Divine Houses - 2001

The possibilities for Dutch people to build their own house have increased. At least that was the intention of the government at the end of the nineties. It would be a radical break with large-scale series construction for an anonymous market. In 2001, Heilige Huisjes (Divine Houses) will present a cautious but promising start to the project. The share of one-third of homes in private commissioning - a government ambition of 23,000 annually - is large. Actually, no one knows how it will go, but the examples in Divine Houses show that it can be done. Immediately after the book follows the magazine Burgerlijke Stedenbouw (Civil Urbanism) (2002). Both books are an inspiration for the development of Homeruskwartier in Almere (from 2007); the largest self-built neighbourhood in the Netherlands.

In his essay 'Het laatste taboe' H.J.A. Hofland discusses the Dutch housing culture. Living is one of the most personal aspects of life. It is precisely in this untouchable area that the Dutchman has allowed himself to be pruned down within his own, individual contribution.

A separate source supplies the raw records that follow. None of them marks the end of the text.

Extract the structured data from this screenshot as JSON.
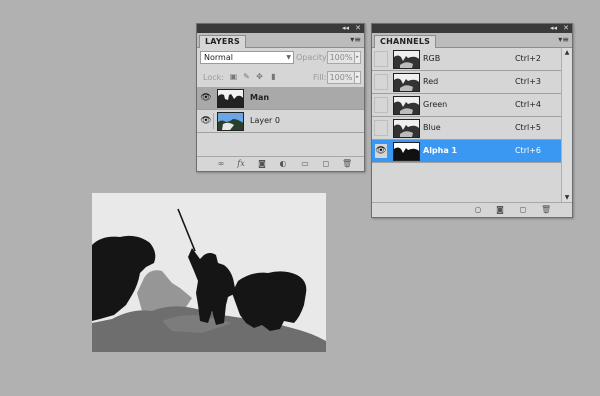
{
  "layers_panel": {
    "tab": "LAYERS",
    "menu_icon": "panel-menu-icon",
    "blend_mode": "Normal",
    "opacity_label": "Opacity:",
    "opacity_value": "100%",
    "lock_label": "Lock:",
    "fill_label": "Fill:",
    "fill_value": "100%",
    "layers": [
      {
        "name": "Man",
        "visible": true,
        "selected": true,
        "bold": true
      },
      {
        "name": "Layer 0",
        "visible": true,
        "selected": false,
        "bold": false
      }
    ],
    "footer_icons": [
      "link-icon",
      "fx-icon",
      "mask-icon",
      "adjustment-icon",
      "folder-icon",
      "new-layer-icon",
      "trash-icon"
    ]
  },
  "channels_panel": {
    "tab": "CHANNELS",
    "channels": [
      {
        "name": "RGB",
        "shortcut": "Ctrl+2",
        "visible": false,
        "selected": false
      },
      {
        "name": "Red",
        "shortcut": "Ctrl+3",
        "visible": false,
        "selected": false
      },
      {
        "name": "Green",
        "shortcut": "Ctrl+4",
        "visible": false,
        "selected": false
      },
      {
        "name": "Blue",
        "shortcut": "Ctrl+5",
        "visible": false,
        "selected": false
      },
      {
        "name": "Alpha 1",
        "shortcut": "Ctrl+6",
        "visible": true,
        "selected": true
      }
    ],
    "footer_icons": [
      "load-selection-icon",
      "save-selection-icon",
      "new-channel-icon",
      "trash-icon"
    ]
  },
  "colors": {
    "background": "#b1b1b1",
    "panel": "#d6d6d6",
    "selected_layer": "#a9a9a9",
    "selected_channel": "#3a98f3",
    "silhouette_dark": "#151515",
    "silhouette_mid": "#6e6e6e",
    "silhouette_light": "#969696"
  }
}
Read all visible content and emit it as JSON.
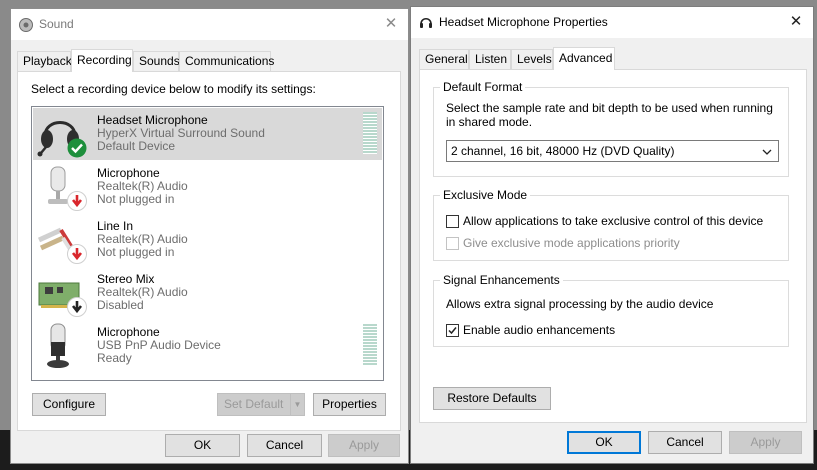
{
  "sound_window": {
    "title": "Sound",
    "close_glyph": "✕",
    "tabs": [
      "Playback",
      "Recording",
      "Sounds",
      "Communications"
    ],
    "active_tab": "Recording",
    "instruction": "Select a recording device below to modify its settings:",
    "devices": [
      {
        "name": "Headset Microphone",
        "driver": "HyperX Virtual Surround Sound",
        "status": "Default Device",
        "icon": "headset-icon",
        "badge": "check-badge-icon",
        "selected": true,
        "meter": true
      },
      {
        "name": "Microphone",
        "driver": "Realtek(R) Audio",
        "status": "Not plugged in",
        "icon": "microphone-icon",
        "badge": "unplugged-badge-icon",
        "selected": false,
        "meter": false
      },
      {
        "name": "Line In",
        "driver": "Realtek(R) Audio",
        "status": "Not plugged in",
        "icon": "line-in-cable-icon",
        "badge": "unplugged-badge-icon",
        "selected": false,
        "meter": false
      },
      {
        "name": "Stereo Mix",
        "driver": "Realtek(R) Audio",
        "status": "Disabled",
        "icon": "sound-card-icon",
        "badge": "disabled-badge-icon",
        "selected": false,
        "meter": false
      },
      {
        "name": "Microphone",
        "driver": "USB PnP Audio Device",
        "status": "Ready",
        "icon": "usb-microphone-icon",
        "badge": "",
        "selected": false,
        "meter": true
      }
    ],
    "configure_label": "Configure",
    "set_default_label": "Set Default",
    "properties_label": "Properties",
    "ok_label": "OK",
    "cancel_label": "Cancel",
    "apply_label": "Apply"
  },
  "props_window": {
    "title": "Headset Microphone Properties",
    "close_glyph": "✕",
    "tabs": [
      "General",
      "Listen",
      "Levels",
      "Advanced"
    ],
    "active_tab": "Advanced",
    "default_format": {
      "title": "Default Format",
      "description": "Select the sample rate and bit depth to be used when running in shared mode.",
      "selected": "2 channel, 16 bit, 48000 Hz (DVD Quality)"
    },
    "exclusive_mode": {
      "title": "Exclusive Mode",
      "allow_label": "Allow applications to take exclusive control of this device",
      "allow_checked": false,
      "priority_label": "Give exclusive mode applications priority",
      "priority_checked": false,
      "priority_enabled": false
    },
    "signal_enhancements": {
      "title": "Signal Enhancements",
      "description": "Allows extra signal processing by the audio device",
      "enable_label": "Enable audio enhancements",
      "enable_checked": true
    },
    "restore_defaults_label": "Restore Defaults",
    "ok_label": "OK",
    "cancel_label": "Cancel",
    "apply_label": "Apply"
  },
  "colors": {
    "selection": "#d9d9d9",
    "default_button_border": "#0078d7",
    "check_badge": "#1e8f3c",
    "unplugged_badge": "#d9262c",
    "meter": "#b8d8cc"
  }
}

A growing proportion of small households live in ever larger homes. Would people build as big as they do if they had a say?